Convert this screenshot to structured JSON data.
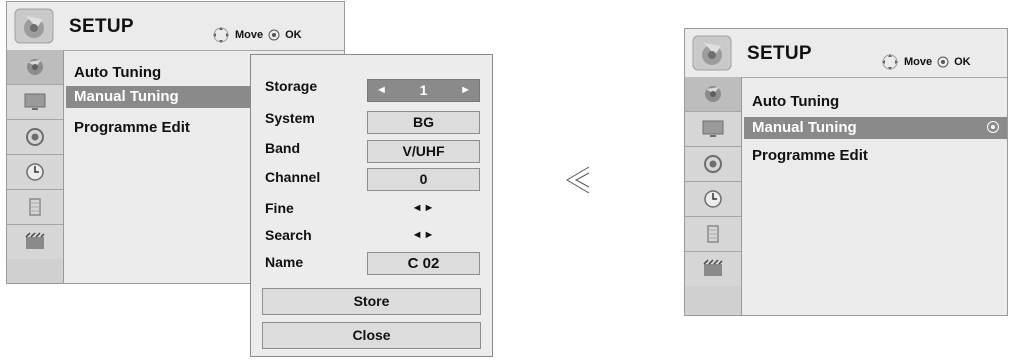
{
  "left": {
    "title": "SETUP",
    "hint_move": "Move",
    "hint_ok": "OK",
    "menu": [
      "Auto Tuning",
      "Manual Tuning",
      "Programme Edit"
    ],
    "manual": {
      "fields": [
        {
          "label": "Storage",
          "value": "1"
        },
        {
          "label": "System",
          "value": "BG"
        },
        {
          "label": "Band",
          "value": "V/UHF"
        },
        {
          "label": "Channel",
          "value": "0"
        },
        {
          "label": "Fine",
          "value": "◄►"
        },
        {
          "label": "Search",
          "value": "◄►"
        },
        {
          "label": "Name",
          "value": "C 02"
        }
      ],
      "store": "Store",
      "close": "Close"
    }
  },
  "connector": "≪",
  "right": {
    "title": "SETUP",
    "hint_move": "Move",
    "hint_ok": "OK",
    "menu": [
      "Auto Tuning",
      "Manual Tuning",
      "Programme Edit"
    ]
  },
  "rail_icons": [
    "picture-icon",
    "screen-icon",
    "audio-icon",
    "time-icon",
    "lock-icon",
    "input-icon"
  ]
}
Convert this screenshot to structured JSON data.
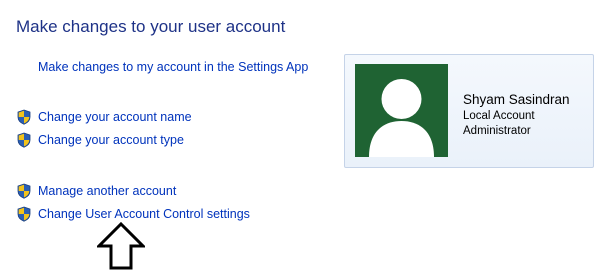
{
  "header": {
    "title": "Make changes to your user account"
  },
  "links": {
    "settings_app": "Make changes to my account in the Settings App",
    "change_name": "Change your account name",
    "change_type": "Change your account type",
    "manage_another": "Manage another account",
    "uac_settings": "Change User Account Control settings"
  },
  "account": {
    "name": "Shyam Sasindran",
    "account_type": "Local Account",
    "role": "Administrator"
  },
  "icons": {
    "link_icon": "uac-shield-icon",
    "avatar_icon": "user-avatar-icon",
    "pointer": "up-arrow-outline-icon"
  },
  "colors": {
    "title": "#1e3287",
    "link": "#0033bc",
    "avatar_background": "#1f6333",
    "card_border": "#c5d3e8"
  }
}
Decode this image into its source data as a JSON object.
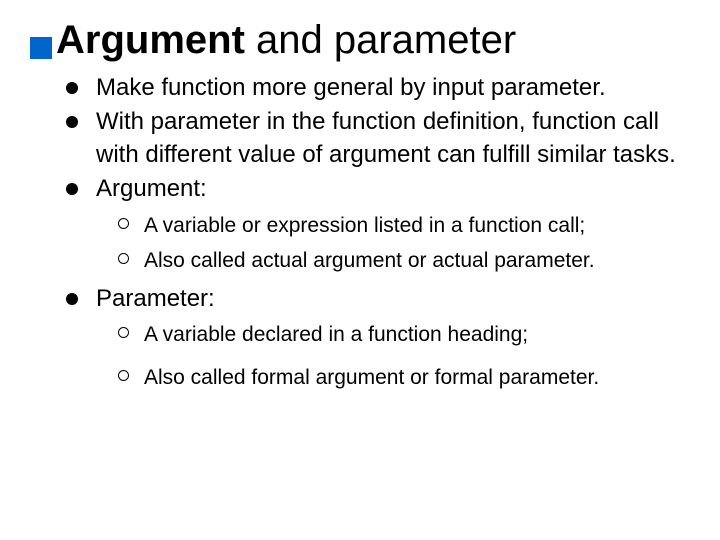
{
  "title": {
    "strong": "Argument",
    "rest": " and parameter"
  },
  "bullets": [
    {
      "text": "Make function more general by input parameter."
    },
    {
      "text": "With parameter in the function definition, function call with different value of argument can fulfill similar tasks."
    },
    {
      "text": "Argument:",
      "sub": [
        "A variable or expression listed in a function call;",
        "Also called actual argument or actual parameter."
      ]
    },
    {
      "text": "Parameter:",
      "sub": [
        "A variable declared in a function heading;",
        "Also called formal argument or formal parameter."
      ]
    }
  ]
}
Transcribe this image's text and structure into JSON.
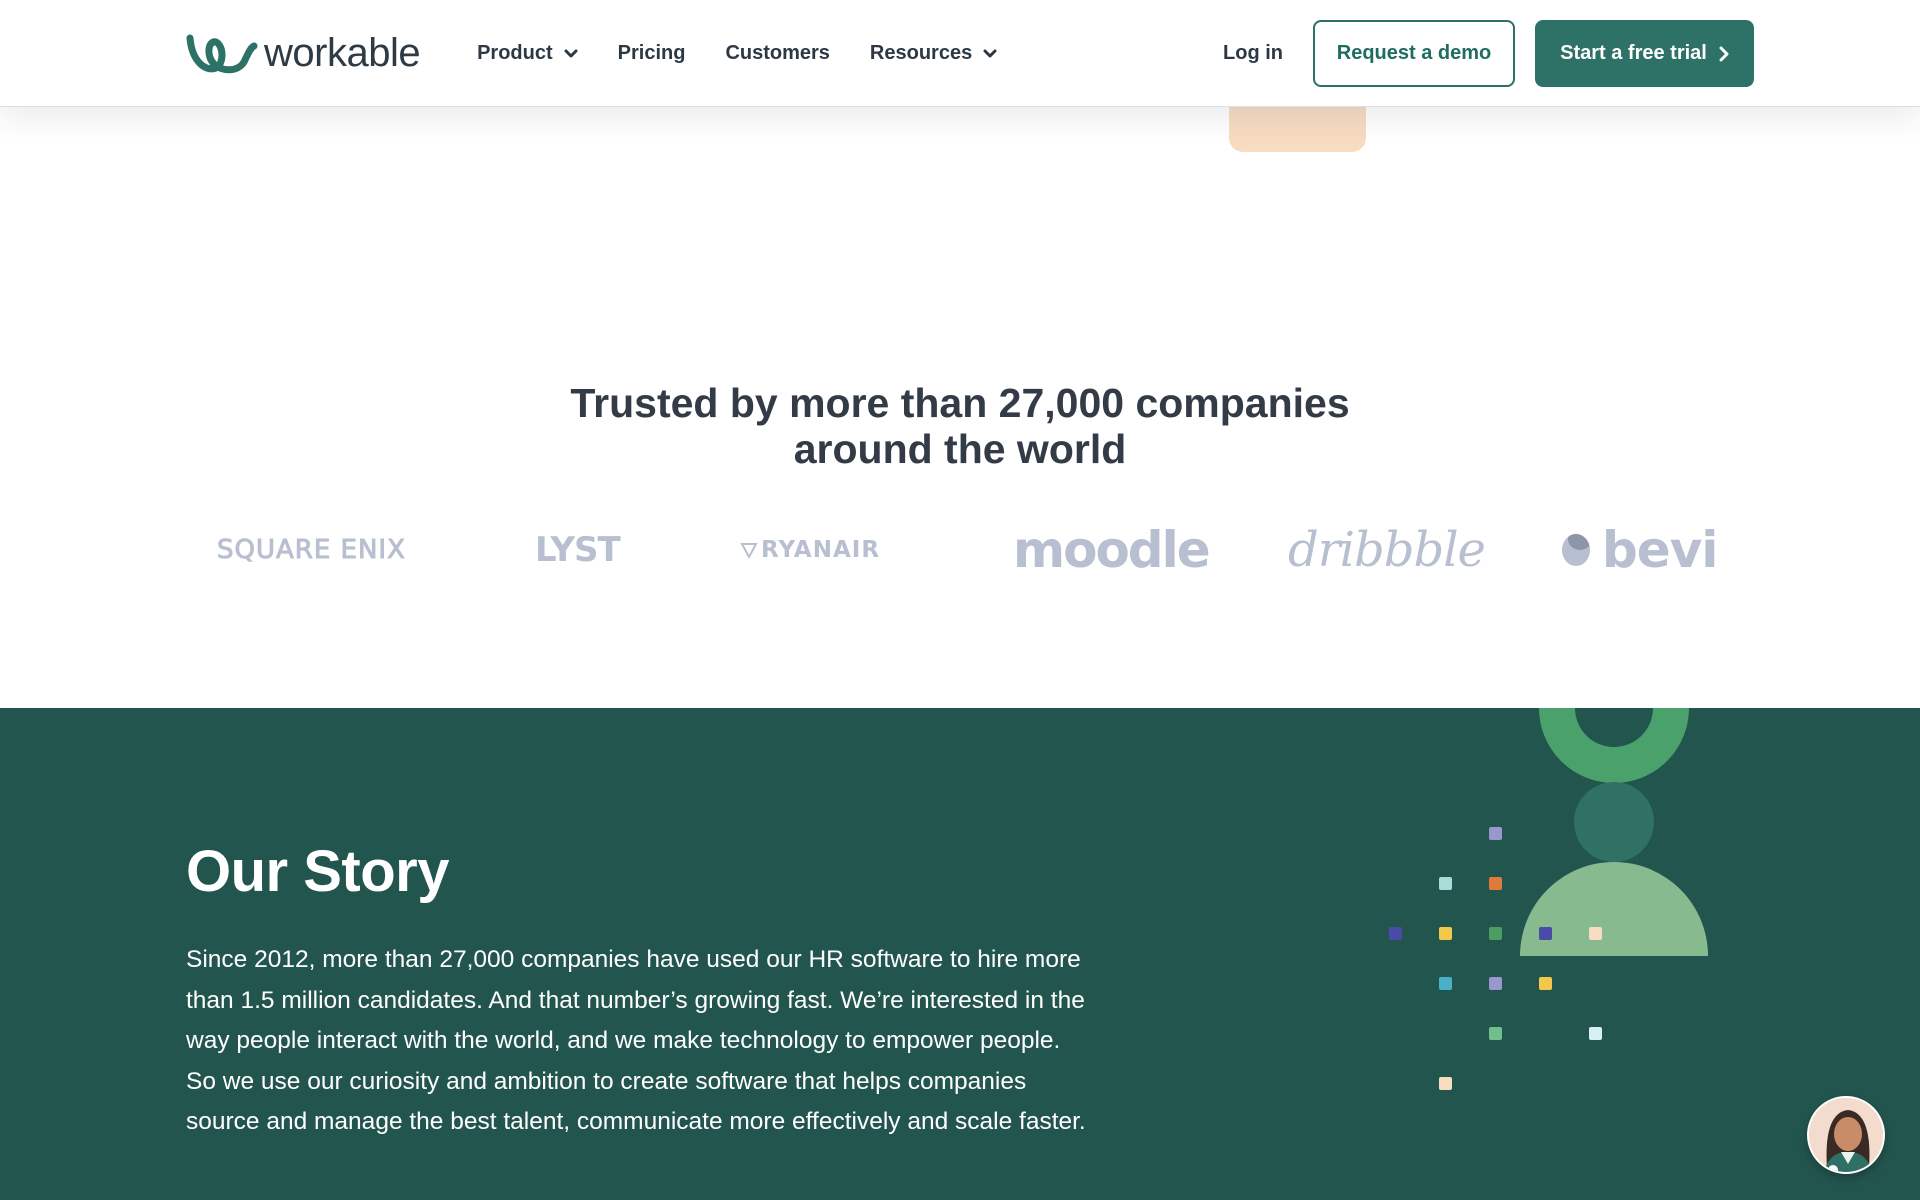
{
  "header": {
    "logo_text": "workable",
    "nav": [
      {
        "label": "Product",
        "has_dropdown": true
      },
      {
        "label": "Pricing",
        "has_dropdown": false
      },
      {
        "label": "Customers",
        "has_dropdown": false
      },
      {
        "label": "Resources",
        "has_dropdown": true
      }
    ],
    "login_label": "Log in",
    "demo_label": "Request a demo",
    "trial_label": "Start a free trial"
  },
  "trusted": {
    "title_line1": "Trusted by more than 27,000 companies",
    "title_line2": "around the world",
    "logos": [
      "SQUARE ENIX",
      "LYST",
      "RYANAIR",
      "moodle",
      "dribbble",
      "bevi"
    ]
  },
  "story": {
    "title": "Our Story",
    "body": "Since 2012, more than 27,000 companies have used our HR software to hire more than 1.5 million candidates. And that number’s growing fast. We’re interested in the way people interact with the world, and we make technology to empower people. So we use our curiosity and ambition to create software that helps companies source and manage the best talent, communicate more effectively and scale faster."
  },
  "icons": {
    "logo": "workable-logo-icon",
    "dropdown": "chevron-down-icon",
    "trial_arrow": "chevron-right-icon",
    "chat": "chat-assistant-avatar-icon"
  },
  "colors": {
    "brand_green": "#2e7267",
    "story_bg": "#23554f",
    "logo_gray": "#b7bfd0",
    "peach": "#f7dcc2"
  }
}
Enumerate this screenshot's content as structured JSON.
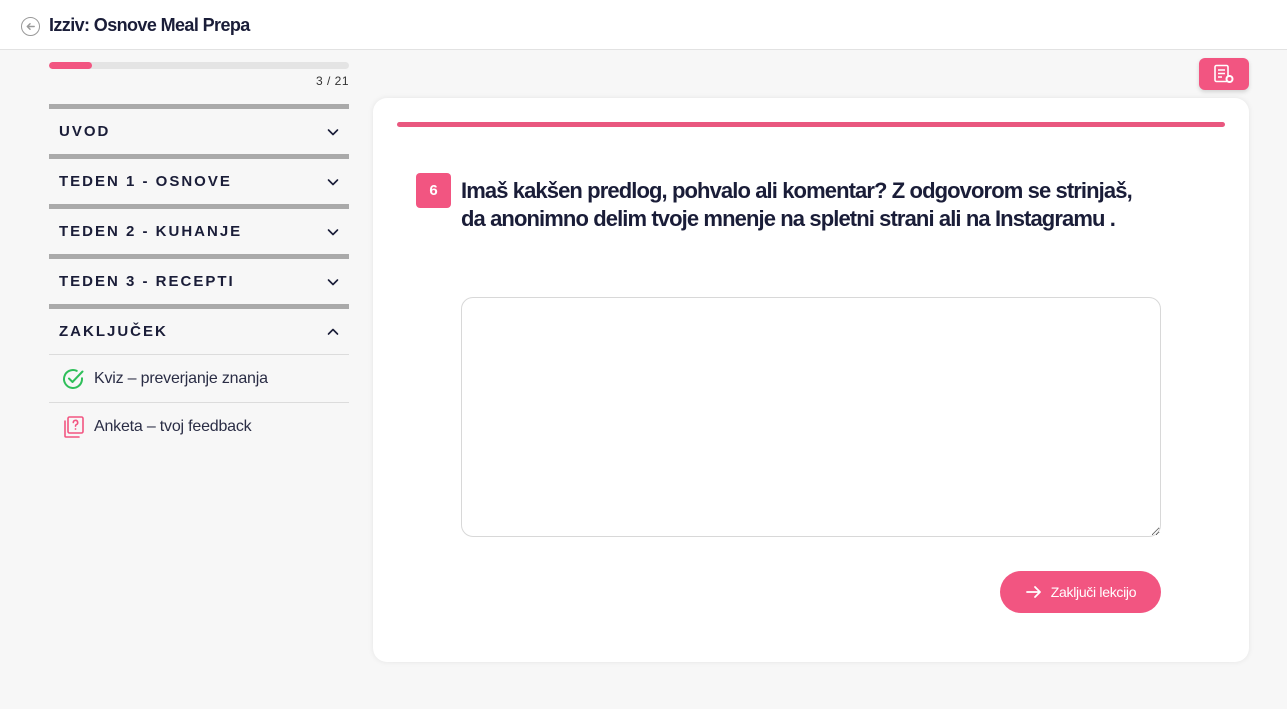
{
  "header": {
    "title": "Izziv: Osnove Meal Prepa",
    "back_icon": "arrow-left-circle-icon"
  },
  "progress": {
    "current": 3,
    "total": 21,
    "label": "3 / 21",
    "fraction": 0.143
  },
  "sidebar": {
    "sections": [
      {
        "label": "UVOD",
        "expanded": false
      },
      {
        "label": "TEDEN 1 - OSNOVE",
        "expanded": false
      },
      {
        "label": "TEDEN 2 - KUHANJE",
        "expanded": false
      },
      {
        "label": "TEDEN 3 - RECEPTI",
        "expanded": false
      },
      {
        "label": "ZAKLJUČEK",
        "expanded": true
      }
    ],
    "lessons": [
      {
        "label": "Kviz – preverjanje znanja",
        "icon": "check-circle-icon",
        "status": "completed"
      },
      {
        "label": "Anketa – tvoj feedback",
        "icon": "question-document-icon",
        "status": "current"
      }
    ]
  },
  "question": {
    "number": "6",
    "text": "Imaš kakšen predlog, pohvalo ali komentar? Z odgovorom se strinjaš, da anonimno delim tvoje mnenje na spletni strani ali na Instagramu .",
    "answer_value": ""
  },
  "actions": {
    "submit_label": "Zaključi lekcijo",
    "notes_icon": "notes-icon"
  },
  "colors": {
    "accent": "#f25581",
    "check": "#2fbf5a",
    "section_border": "#aaaaaa",
    "background": "#f7f7f7"
  }
}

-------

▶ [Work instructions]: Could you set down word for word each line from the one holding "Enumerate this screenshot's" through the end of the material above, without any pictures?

▶ [The completed task]:
Enumerate this screenshot's content as structured JSON.
{
  "header": {
    "title": "Izziv: Osnove Meal Prepa",
    "back_icon": "arrow-left-circle-icon"
  },
  "progress": {
    "current": 3,
    "total": 21,
    "label": "3 / 21",
    "fraction": 0.143
  },
  "sidebar": {
    "sections": [
      {
        "label": "UVOD",
        "expanded": false
      },
      {
        "label": "TEDEN 1 - OSNOVE",
        "expanded": false
      },
      {
        "label": "TEDEN 2 - KUHANJE",
        "expanded": false
      },
      {
        "label": "TEDEN 3 - RECEPTI",
        "expanded": false
      },
      {
        "label": "ZAKLJUČEK",
        "expanded": true
      }
    ],
    "lessons": [
      {
        "label": "Kviz – preverjanje znanja",
        "icon": "check-circle-icon",
        "status": "completed"
      },
      {
        "label": "Anketa – tvoj feedback",
        "icon": "question-document-icon",
        "status": "current"
      }
    ]
  },
  "question": {
    "number": "6",
    "text": "Imaš kakšen predlog, pohvalo ali komentar? Z odgovorom se strinjaš, da anonimno delim tvoje mnenje na spletni strani ali na Instagramu .",
    "answer_value": ""
  },
  "actions": {
    "submit_label": "Zaključi lekcijo",
    "notes_icon": "notes-icon"
  },
  "colors": {
    "accent": "#f25581",
    "check": "#2fbf5a",
    "section_border": "#aaaaaa",
    "background": "#f7f7f7"
  }
}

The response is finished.